I definitely relate to this. Mirrors are a huge part of how I get by socially—I use them to make a judgment of myself, and then I assume everyone around me is making that same judgment. When I imagine not looking in a mirror before going out, I picture being filled with anxiety over not knowing how to interpret people’s looks or interactions with me. Autumn writes (in the same post linked above) of seeing a stranger looking at her on the subway during her project, “I had no anchor to hold onto, no private feeling of, ‘Well, I do look nice today’ or ‘I wish he would stop staring at the enormous pimple on my chin.’ Without having any idea what he might be seeing, I had no idea how I should feel about him looking at me.”
As the opening quote says, though, knowing what you look like doesn’t necessarily help you know what other people are thinking when they look at you. What thoughts or attitudes you ascribe to them is really a reflection on how you feel about yourself. In part 6, I wrote about feeling ugly and thinking people would accordingly treat me worse. They didn’t—and I could extrapolate from that that people are kinder than I think, that they won’t treat me differently even when I’m ugly. But I don’t think that would be the right conclusion to draw. Rather, I think it shows just how much my perception of my appearance reflects on my sense of myself in relation to other people—my sense of worth, of having a right to take up space.
In my college painting class we did self-portraits, and because they were supposed to be from life I had a small mirror clipped to my easel. One day while I was painting I had a brief interaction with someone that made me embarrassed, and I saw myself blush in the mirror. And it was a really weird moment, because normally when you look in a mirror it’s outside the context of interacting with people or actually doing anything; it’s a pocket of time when all you’re doing is seeing what you look like or making adjustments to your appearance. But that time I actually observed myself in a real-life situation, having an interaction with someone and a reaction to that interaction.
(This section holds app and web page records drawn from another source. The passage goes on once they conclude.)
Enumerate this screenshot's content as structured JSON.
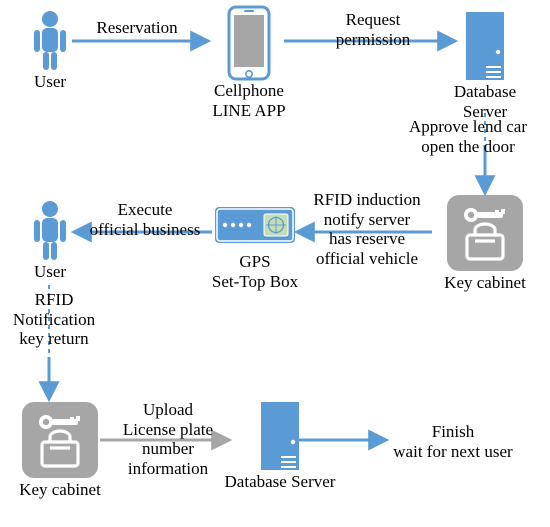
{
  "diagram": {
    "nodes": {
      "user_top": {
        "caption": "User"
      },
      "cellphone": {
        "caption": "Cellphone\nLINE APP"
      },
      "server_top": {
        "caption": "Database Server"
      },
      "cabinet_mid": {
        "caption": "Key cabinet"
      },
      "gps": {
        "caption": "GPS\nSet-Top Box"
      },
      "user_mid": {
        "caption": "User"
      },
      "cabinet_bot": {
        "caption": "Key cabinet"
      },
      "server_bot": {
        "caption": "Database Server"
      },
      "finish": {
        "caption": "Finish\nwait for next user"
      }
    },
    "edges": {
      "reservation": {
        "text": "Reservation"
      },
      "request": {
        "text": "Request\npermission"
      },
      "approve": {
        "text": "Approve lend car\nopen the door"
      },
      "rfid_notify": {
        "text": "RFID induction\nnotify server\nhas reserve\nofficial vehicle"
      },
      "execute": {
        "text": "Execute\nofficial business"
      },
      "rfid_return": {
        "text": "RFID\nNotification\nkey return"
      },
      "upload": {
        "text": "Upload\nLicense plate\nnumber\ninformation"
      }
    }
  },
  "colors": {
    "blue": "#5a9bd5",
    "gray": "#a6a6a6",
    "white": "#ffffff"
  }
}
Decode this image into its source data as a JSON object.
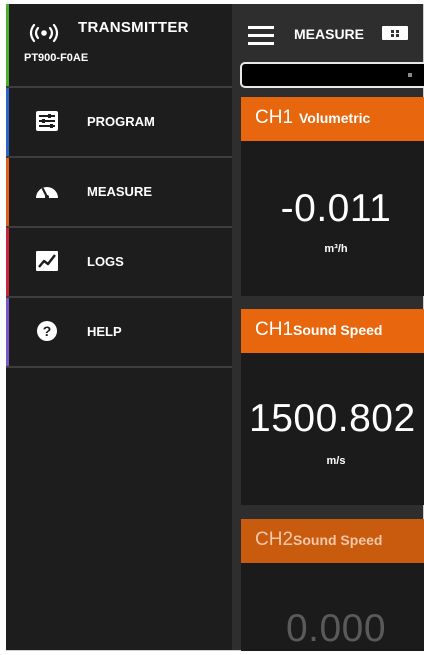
{
  "sidebar": {
    "header": {
      "title": "TRANSMITTER",
      "subtitle": "PT900-F0AE",
      "icon": "broadcast-icon",
      "accent": "#4caf32"
    },
    "items": [
      {
        "label": "PROGRAM",
        "icon": "sliders-icon",
        "accent": "#2b64c8"
      },
      {
        "label": "MEASURE",
        "icon": "gauge-icon",
        "accent": "#e06018"
      },
      {
        "label": "LOGS",
        "icon": "chart-icon",
        "accent": "#c8243a"
      },
      {
        "label": "HELP",
        "icon": "help-icon",
        "accent": "#7b58c6"
      }
    ]
  },
  "topbar": {
    "title": "MEASURE",
    "menu_icon": "hamburger-icon",
    "view_icon": "grid-view-icon"
  },
  "channels": [
    {
      "channel": "CH1",
      "type": "Volumetric",
      "value": "-0.011",
      "unit": "m³/h",
      "active": true
    },
    {
      "channel": "CH1",
      "type": "Sound Speed",
      "value": "1500.802",
      "unit": "m/s",
      "active": true
    },
    {
      "channel": "CH2",
      "type": "Sound Speed",
      "value": "0.000",
      "unit": "",
      "active": false
    }
  ],
  "colors": {
    "header_active": "#e8670e",
    "header_inactive": "#c95b0e",
    "card_bg": "#1b1b1b",
    "sidebar_bg": "#1d1d1d"
  }
}
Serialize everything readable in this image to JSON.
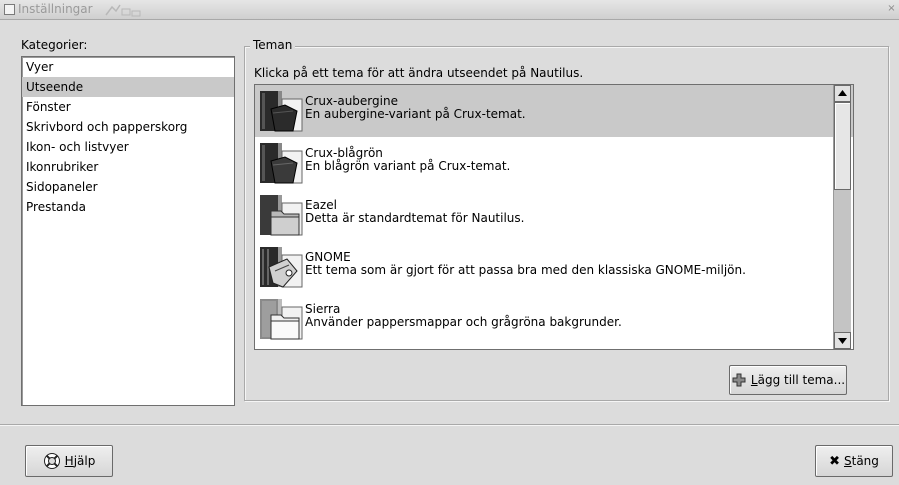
{
  "window": {
    "title": "Inställningar",
    "close_glyph": "×"
  },
  "categories": {
    "label": "Kategorier:",
    "items": [
      {
        "label": "Vyer",
        "selected": false
      },
      {
        "label": "Utseende",
        "selected": true
      },
      {
        "label": "Fönster",
        "selected": false
      },
      {
        "label": "Skrivbord och papperskorg",
        "selected": false
      },
      {
        "label": "Ikon- och listvyer",
        "selected": false
      },
      {
        "label": "Ikonrubriker",
        "selected": false
      },
      {
        "label": "Sidopaneler",
        "selected": false
      },
      {
        "label": "Prestanda",
        "selected": false
      }
    ]
  },
  "themes": {
    "frame_label": "Teman",
    "description": "Klicka på ett tema för att ändra utseendet på Nautilus.",
    "items": [
      {
        "name": "Crux-aubergine",
        "desc": "En aubergine-variant på Crux-temat.",
        "icon": "dark-folder-icon",
        "selected": true
      },
      {
        "name": "Crux-blågrön",
        "desc": "En blågrön variant på Crux-temat.",
        "icon": "dark-folder-icon",
        "selected": false
      },
      {
        "name": "Eazel",
        "desc": "Detta är standardtemat för Nautilus.",
        "icon": "folder-icon",
        "selected": false
      },
      {
        "name": "GNOME",
        "desc": "Ett tema som är gjort för att passa bra med den klassiska GNOME-miljön.",
        "icon": "gnome-folder-icon",
        "selected": false
      },
      {
        "name": "Sierra",
        "desc": "Använder pappersmappar och grågröna bakgrunder.",
        "icon": "paper-folder-icon",
        "selected": false
      }
    ],
    "add_button": {
      "mnemonic": "L",
      "rest": "ägg till tema..."
    }
  },
  "footer": {
    "help_button": {
      "mnemonic": "H",
      "rest": "jälp"
    },
    "close_button": {
      "glyph": "✖",
      "mnemonic": "S",
      "rest": "täng"
    }
  },
  "colors": {
    "background": "#dcdcdc",
    "selection": "#c9c9c9"
  }
}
It was strange and interesting, and a little uncomfortable, and it felt significant somehow.
When I Skype people, I spend half the time watching the little image of myself. I use it to fix my hair, to moderate my hand gestures and facial expressions. And even as I’m doing it I feel like I shouldn’t be, because that isn’t the point of Skype—I should be watching the other person. But I can’t break the habit. And sometimes I wish I could see what I look like to other people when I’m interacting with them all of the time… but I don’t think I would actually like it. Most people hate the idea of watching themselves in a video, because they know they’re going to hate how they look or act or come across. But when you’re stuck inside your own body, looking out from your own eyes, you just can’t get the same picture; you can’t perceive yourself the same way.
And that kind of keeps you safe, safe from your own judgment. Maybe the only reason anyone can cope socially is because we don’t have full self-awareness; we don’t know exactly how we appear to other people. You can walk out the door thinking you look confident and put-together, but once you’re outside your hair might get windblown, or a harried look might settle onto your face. But if you don’t know that, and still think you look like you did when you put on a smile and posed for the mirror after perfectly straightening your hair, you’re going to act like that confident person you think you look like.
Not knowing about every issue with our appearances, not knowing how we look when we laugh or cry or gesture excitedly, saves us from crippling embarrassment and self-consciousness. If we did know, we would feel like we couldn’t do anything, because we’re so hard on ourselves that we would only see flaws.